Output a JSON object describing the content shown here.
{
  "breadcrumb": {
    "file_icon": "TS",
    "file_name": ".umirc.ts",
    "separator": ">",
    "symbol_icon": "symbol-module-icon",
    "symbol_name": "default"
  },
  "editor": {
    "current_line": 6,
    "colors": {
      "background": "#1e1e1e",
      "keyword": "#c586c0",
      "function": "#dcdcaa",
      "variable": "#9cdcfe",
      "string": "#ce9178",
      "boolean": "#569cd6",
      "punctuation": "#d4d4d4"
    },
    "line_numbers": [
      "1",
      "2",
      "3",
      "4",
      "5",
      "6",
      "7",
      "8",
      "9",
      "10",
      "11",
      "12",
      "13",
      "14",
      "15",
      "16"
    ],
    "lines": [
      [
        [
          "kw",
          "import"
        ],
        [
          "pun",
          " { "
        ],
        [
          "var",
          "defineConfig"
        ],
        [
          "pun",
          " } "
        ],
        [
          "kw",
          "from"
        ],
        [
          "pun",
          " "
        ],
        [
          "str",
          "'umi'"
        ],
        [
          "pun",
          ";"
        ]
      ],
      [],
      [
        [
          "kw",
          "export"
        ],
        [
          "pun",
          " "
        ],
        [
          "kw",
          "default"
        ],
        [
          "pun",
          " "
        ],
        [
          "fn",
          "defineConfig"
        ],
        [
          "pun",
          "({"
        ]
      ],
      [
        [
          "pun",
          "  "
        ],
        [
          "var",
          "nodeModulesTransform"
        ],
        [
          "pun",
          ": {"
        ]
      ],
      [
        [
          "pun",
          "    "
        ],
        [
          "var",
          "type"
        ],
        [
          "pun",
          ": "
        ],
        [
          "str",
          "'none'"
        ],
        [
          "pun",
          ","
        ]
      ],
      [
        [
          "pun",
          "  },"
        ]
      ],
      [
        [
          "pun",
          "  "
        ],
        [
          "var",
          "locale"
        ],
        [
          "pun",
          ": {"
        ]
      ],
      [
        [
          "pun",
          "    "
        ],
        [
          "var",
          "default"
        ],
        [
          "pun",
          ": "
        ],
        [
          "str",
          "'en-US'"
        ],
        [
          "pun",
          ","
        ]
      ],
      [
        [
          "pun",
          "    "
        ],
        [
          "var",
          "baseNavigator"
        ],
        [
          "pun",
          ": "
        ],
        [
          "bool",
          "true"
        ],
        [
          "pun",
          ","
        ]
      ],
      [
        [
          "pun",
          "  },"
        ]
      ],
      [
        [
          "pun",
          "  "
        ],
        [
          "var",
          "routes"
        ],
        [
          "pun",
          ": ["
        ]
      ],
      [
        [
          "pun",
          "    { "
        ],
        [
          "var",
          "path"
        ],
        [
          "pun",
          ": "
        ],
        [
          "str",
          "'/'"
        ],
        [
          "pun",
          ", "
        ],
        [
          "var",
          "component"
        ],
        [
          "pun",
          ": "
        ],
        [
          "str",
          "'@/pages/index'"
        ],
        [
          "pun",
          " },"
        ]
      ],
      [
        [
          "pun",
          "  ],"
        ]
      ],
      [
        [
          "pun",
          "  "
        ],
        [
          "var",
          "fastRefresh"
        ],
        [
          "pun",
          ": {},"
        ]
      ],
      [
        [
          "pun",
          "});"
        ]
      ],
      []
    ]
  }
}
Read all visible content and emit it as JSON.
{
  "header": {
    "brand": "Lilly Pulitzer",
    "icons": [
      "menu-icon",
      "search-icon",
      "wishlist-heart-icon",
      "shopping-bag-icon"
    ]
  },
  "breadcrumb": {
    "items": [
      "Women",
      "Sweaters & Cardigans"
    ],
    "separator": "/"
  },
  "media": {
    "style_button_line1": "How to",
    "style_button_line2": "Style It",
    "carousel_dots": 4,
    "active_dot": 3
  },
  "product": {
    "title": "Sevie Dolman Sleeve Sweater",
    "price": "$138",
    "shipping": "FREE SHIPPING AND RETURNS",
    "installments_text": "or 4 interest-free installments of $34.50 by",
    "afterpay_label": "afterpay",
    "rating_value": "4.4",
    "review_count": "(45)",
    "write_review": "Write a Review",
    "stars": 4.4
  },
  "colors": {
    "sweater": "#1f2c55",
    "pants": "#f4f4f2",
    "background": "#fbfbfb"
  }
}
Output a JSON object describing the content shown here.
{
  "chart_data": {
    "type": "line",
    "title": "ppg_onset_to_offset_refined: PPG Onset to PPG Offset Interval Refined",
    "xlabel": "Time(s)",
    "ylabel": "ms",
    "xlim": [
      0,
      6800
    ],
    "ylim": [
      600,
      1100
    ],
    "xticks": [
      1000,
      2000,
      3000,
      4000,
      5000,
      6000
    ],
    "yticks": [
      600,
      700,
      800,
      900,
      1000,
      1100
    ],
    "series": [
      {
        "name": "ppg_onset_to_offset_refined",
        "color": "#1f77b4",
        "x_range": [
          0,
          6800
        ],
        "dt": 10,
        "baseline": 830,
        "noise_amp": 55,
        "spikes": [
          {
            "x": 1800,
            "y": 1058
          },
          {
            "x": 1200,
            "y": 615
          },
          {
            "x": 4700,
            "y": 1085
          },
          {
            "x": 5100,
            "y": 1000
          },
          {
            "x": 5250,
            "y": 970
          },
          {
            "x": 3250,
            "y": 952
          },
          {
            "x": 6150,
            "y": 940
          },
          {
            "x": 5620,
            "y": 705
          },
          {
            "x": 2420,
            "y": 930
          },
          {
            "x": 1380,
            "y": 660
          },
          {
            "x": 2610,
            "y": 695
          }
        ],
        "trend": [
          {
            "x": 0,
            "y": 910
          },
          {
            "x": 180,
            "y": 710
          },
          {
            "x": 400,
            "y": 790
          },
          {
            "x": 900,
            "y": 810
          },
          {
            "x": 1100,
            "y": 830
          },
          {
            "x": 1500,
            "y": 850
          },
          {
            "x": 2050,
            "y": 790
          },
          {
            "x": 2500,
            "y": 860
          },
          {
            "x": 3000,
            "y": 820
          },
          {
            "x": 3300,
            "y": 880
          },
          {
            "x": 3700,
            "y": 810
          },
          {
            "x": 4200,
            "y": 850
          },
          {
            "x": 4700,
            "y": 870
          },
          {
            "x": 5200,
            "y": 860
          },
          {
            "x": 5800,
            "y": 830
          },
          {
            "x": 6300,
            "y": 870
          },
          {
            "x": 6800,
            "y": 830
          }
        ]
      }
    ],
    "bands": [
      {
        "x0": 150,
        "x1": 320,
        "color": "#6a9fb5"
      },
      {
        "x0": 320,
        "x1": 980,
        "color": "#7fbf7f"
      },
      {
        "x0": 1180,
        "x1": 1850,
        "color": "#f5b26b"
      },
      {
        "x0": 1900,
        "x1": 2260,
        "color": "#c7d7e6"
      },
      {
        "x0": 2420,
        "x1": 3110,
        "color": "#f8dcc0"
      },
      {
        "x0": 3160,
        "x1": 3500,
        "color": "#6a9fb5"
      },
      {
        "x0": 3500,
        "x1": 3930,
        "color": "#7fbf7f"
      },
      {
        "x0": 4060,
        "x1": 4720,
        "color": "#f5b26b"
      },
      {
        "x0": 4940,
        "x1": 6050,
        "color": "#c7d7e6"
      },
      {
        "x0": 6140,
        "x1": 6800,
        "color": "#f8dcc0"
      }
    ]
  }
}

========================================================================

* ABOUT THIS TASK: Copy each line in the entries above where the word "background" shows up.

* TASK RESULT:
      "background": "#1e1e1e",
    "background": "#fbfbfb"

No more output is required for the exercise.